I started this blog for the selfish reason of promoting my Etsy store, the very store that I have removed the lion’s share of my inventory from. I would have closed it months ago if it wasn’t for my affiliation with the Etsy Knitters Street Team.

I keep writing because I love it. Some days, it is my motivation to actually finish the knitting/sewing/quilting project that I started. Other days, it is my outlet for frustration. Mostly, it is a place where I can come and share my hobbies with other people who understand and are just as passionate as I am about them.
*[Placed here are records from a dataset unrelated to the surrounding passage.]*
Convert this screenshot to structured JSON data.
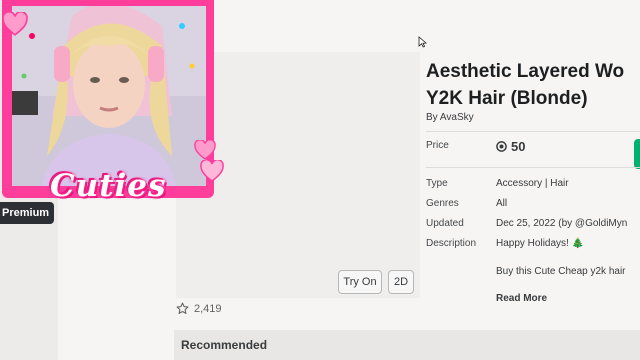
{
  "nav": {
    "premium_label": "Premium"
  },
  "item": {
    "title_line1": "Aesthetic Layered Wo",
    "title_line2": "Y2K Hair (Blonde)",
    "by_label": "By",
    "creator": "AvaSky",
    "favorites": "2,419",
    "price_label": "Price",
    "price_value": "50",
    "details": [
      {
        "label": "Type",
        "value": "Accessory | Hair"
      },
      {
        "label": "Genres",
        "value": "All"
      },
      {
        "label": "Updated",
        "value": "Dec 25, 2022 (by @GoldiMyn"
      },
      {
        "label": "Description",
        "value": "Happy Holidays! 🎄"
      }
    ],
    "description_more": "Buy this Cute Cheap y2k hair",
    "read_more": "Read More"
  },
  "thumbnail": {
    "try_on": "Try On",
    "view_2d": "2D"
  },
  "recommended": {
    "heading": "Recommended"
  },
  "overlay": {
    "caption": "Cuties"
  },
  "colors": {
    "accent_green": "#00b06f",
    "overlay_pink": "#ff3d9a"
  },
  "icons": [
    "robux-icon",
    "star-icon",
    "cursor-icon",
    "heart-icon"
  ]
}
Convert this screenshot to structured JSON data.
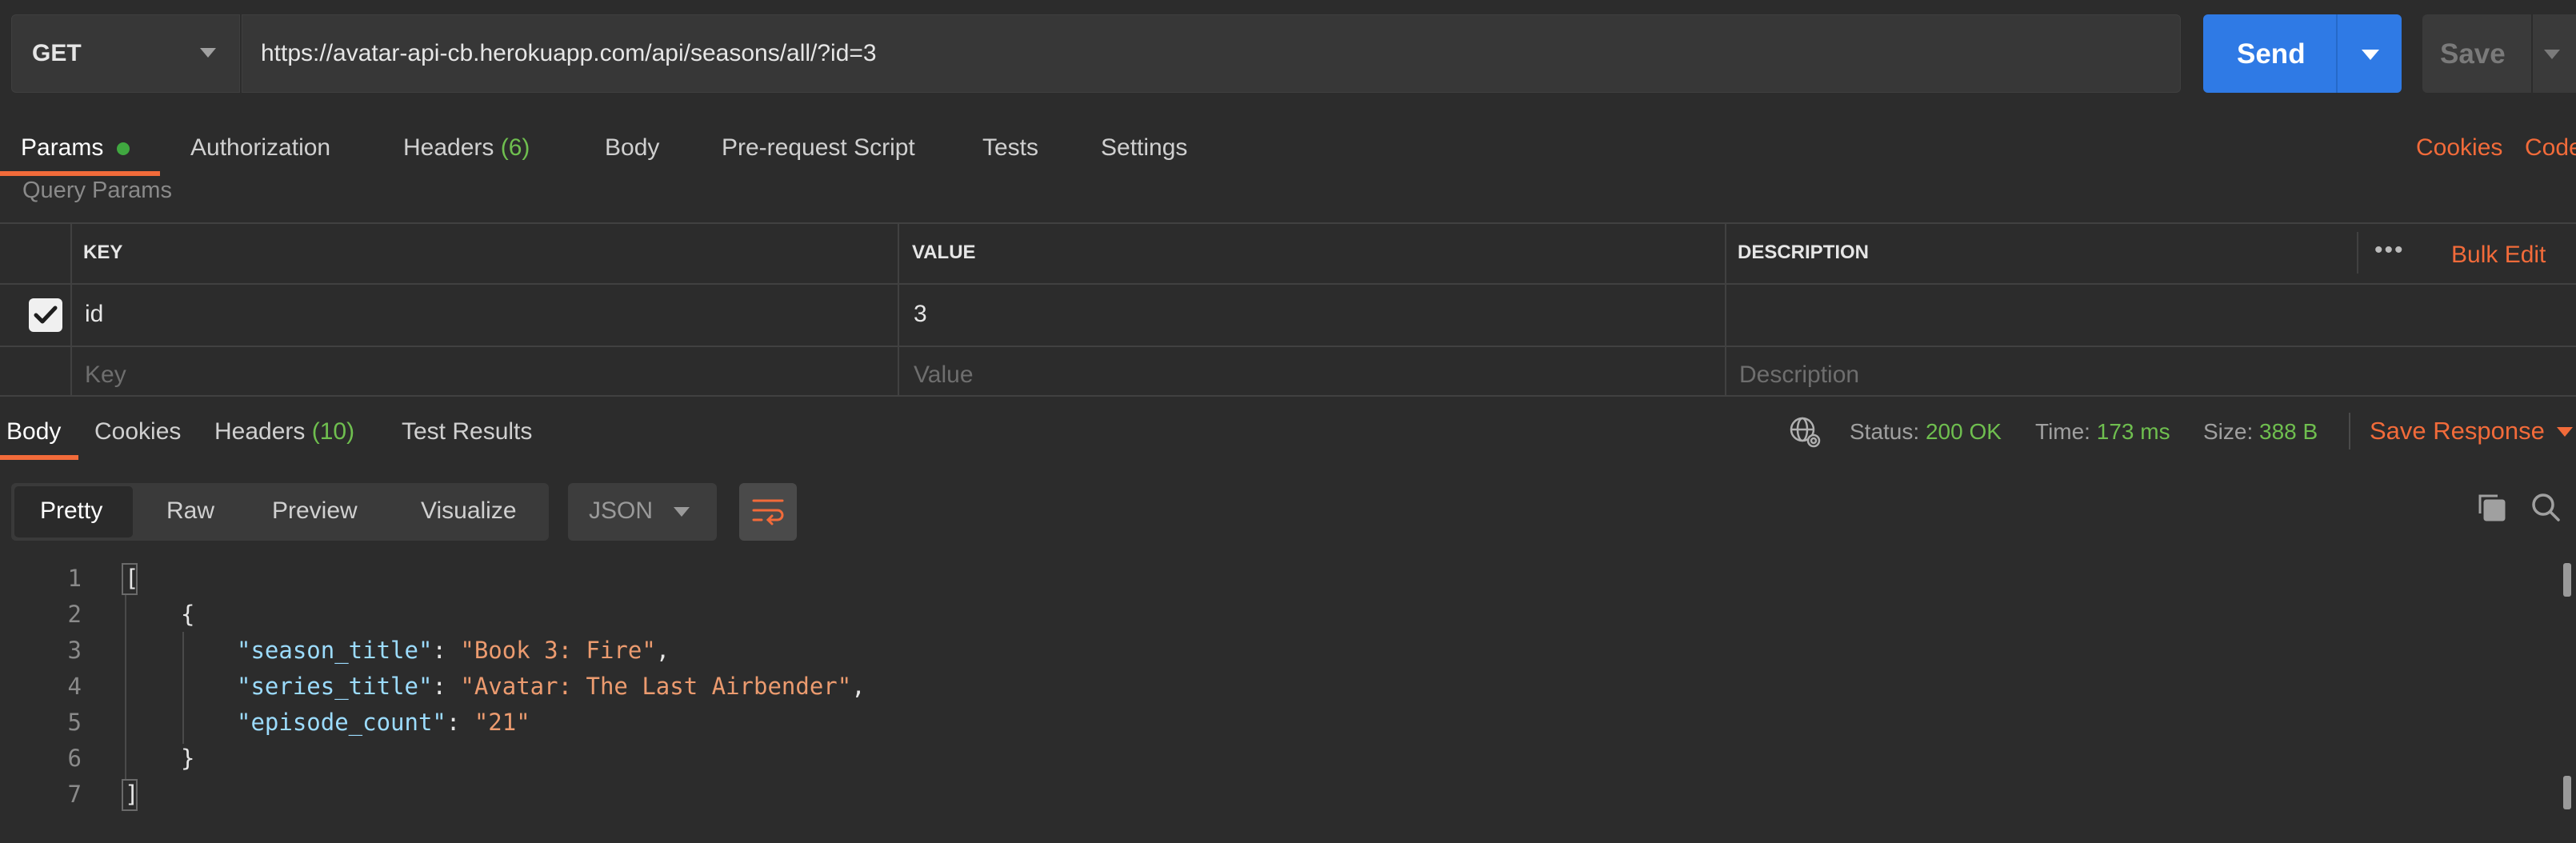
{
  "request": {
    "method": "GET",
    "url": "https://avatar-api-cb.herokuapp.com/api/seasons/all/?id=3",
    "send_label": "Send",
    "save_label": "Save"
  },
  "request_tabs": {
    "params": "Params",
    "authorization": "Authorization",
    "headers": "Headers",
    "headers_count": "(6)",
    "body": "Body",
    "prerequest": "Pre-request Script",
    "tests": "Tests",
    "settings": "Settings",
    "cookies": "Cookies",
    "code": "Code"
  },
  "params": {
    "section_title": "Query Params",
    "columns": {
      "key": "KEY",
      "value": "VALUE",
      "description": "DESCRIPTION"
    },
    "more_icon_glyph": "•••",
    "bulk_edit": "Bulk Edit",
    "rows": [
      {
        "key": "id",
        "value": "3",
        "description": "",
        "checked": true
      }
    ],
    "placeholders": {
      "key": "Key",
      "value": "Value",
      "description": "Description"
    }
  },
  "response_tabs": {
    "body": "Body",
    "cookies": "Cookies",
    "headers": "Headers",
    "headers_count": "(10)",
    "test_results": "Test Results"
  },
  "response_meta": {
    "status_label": "Status:",
    "status_value": "200 OK",
    "time_label": "Time:",
    "time_value": "173 ms",
    "size_label": "Size:",
    "size_value": "388 B",
    "save_response": "Save Response"
  },
  "view": {
    "modes": [
      "Pretty",
      "Raw",
      "Preview",
      "Visualize"
    ],
    "active": "Pretty",
    "format": "JSON"
  },
  "code": {
    "line_numbers": [
      "1",
      "2",
      "3",
      "4",
      "5",
      "6",
      "7"
    ],
    "open_array": "[",
    "open_obj": "{",
    "fields": [
      {
        "key": "\"season_title\"",
        "value": "\"Book 3: Fire\"",
        "trail": ","
      },
      {
        "key": "\"series_title\"",
        "value": "\"Avatar: The Last Airbender\"",
        "trail": ","
      },
      {
        "key": "\"episode_count\"",
        "value": "\"21\"",
        "trail": ""
      }
    ],
    "close_obj": "}",
    "close_array": "]"
  },
  "colors": {
    "accent": "#f26b3a",
    "send_blue": "#2f7ae5",
    "success_green": "#6fbf4f",
    "json_key": "#9cdcfe",
    "json_string": "#ec9b6f"
  },
  "icons": [
    "chevron-down-icon",
    "checkbox-checked-icon",
    "more-horizontal-icon",
    "globe-icon",
    "wrap-lines-icon",
    "copy-icon",
    "search-icon"
  ]
}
Dan is sweet and supportive, but he has never once elicited the correct response to a skein of yarn or a bolt of fabric. 

I have met some wonderful people via this blog; people that I refer to as my friends. It is time that I properly thanked each and every one of you who reads my blog and sends me lovely comments.

Properly = with Free Yarn

For example,

To win, just leave me a comment. I’ll randomly pull a number, or 2 or 3 numbers, out of a hat (i.e. use a random number generator) on Monday of next week, April 20th.

Home Sweet Home

I couldn’t bring myself to write a blog yesterday announcing my arrival back home. Harry, the voice of the Phillies, passed away hours before our game against the Nationals. I can’t believe he’s gone. The season never really started for me until his voice came over the TV broadcast or radio.

Harry was unlike any other announced I’ve ever listened to. You could tell how much he loved the game; he had the excitement of a little kid at Christmas every single time. I’m thrilled that he was with us last year as the Phillies finally won the World Series.

On a happier note, London was fantastic. The weather was warm and sunny; we didn’t see rain until the final 2 days of our stay. The football game was fun to watch. The architecture was amazing to look at. Half of my pictures are of the pretty buildings. Hanging out with my friends and family was wonderful; I’m so glad we were lucky enough to travel with people dear to us.

Of course, we really went for the beer and the food. So how was it?
The British cask ales, or as they would say – “real ales”, were as delicious as I had imagined they would be. Though I only had the “fry” (full English breakfast) once, I became a fan instantly. I was surprised to learn that the English could make sausages and bacon that rivaled the tasty reputation of the Germans. I can remember only one meal that I was disappointed with; the rumors about English food being bland and boring are exaggerated.  Their meat pies and lamb kabobs were downright delicious.

A few cons about London:
The London Bridge is ugly. I’m sorry, but it is.
The dryers don’t dry the clothes. We did a lot of air drying whilst in London.
There are no dead bolts on the inside of the doors, requiring a key to lock the door no matter which side you are on.
The toilets in our rented flat had to be hand-pumped, which took some getting used to.
People were nice and cordial, but rarely would they sit and chat up a stranger. I can’t tell you how many people I said Hi to and tried to strike up a conversation with, but was rebuked. Around my small town, I tend to have the opposite problem: sometimes I can’t get the neighbors to shut up and leave me alone. So, it was amusing.

Pictures taken by myself and Dan can be found in my Picasa gallery:

London 2009

As forewarned, we didn’t do the traditional “sight seeing”, only hitting two landmarks: The Tower of London and the Windsor Castle. On the other hand, we managed to hit A LOT of pubs. We had the terrible habit of waking up in the morning, deciding that we didn’t want to do what we had planned the night before, and going straight to a pub instead. The locals informed us that we were starting to think like Brits.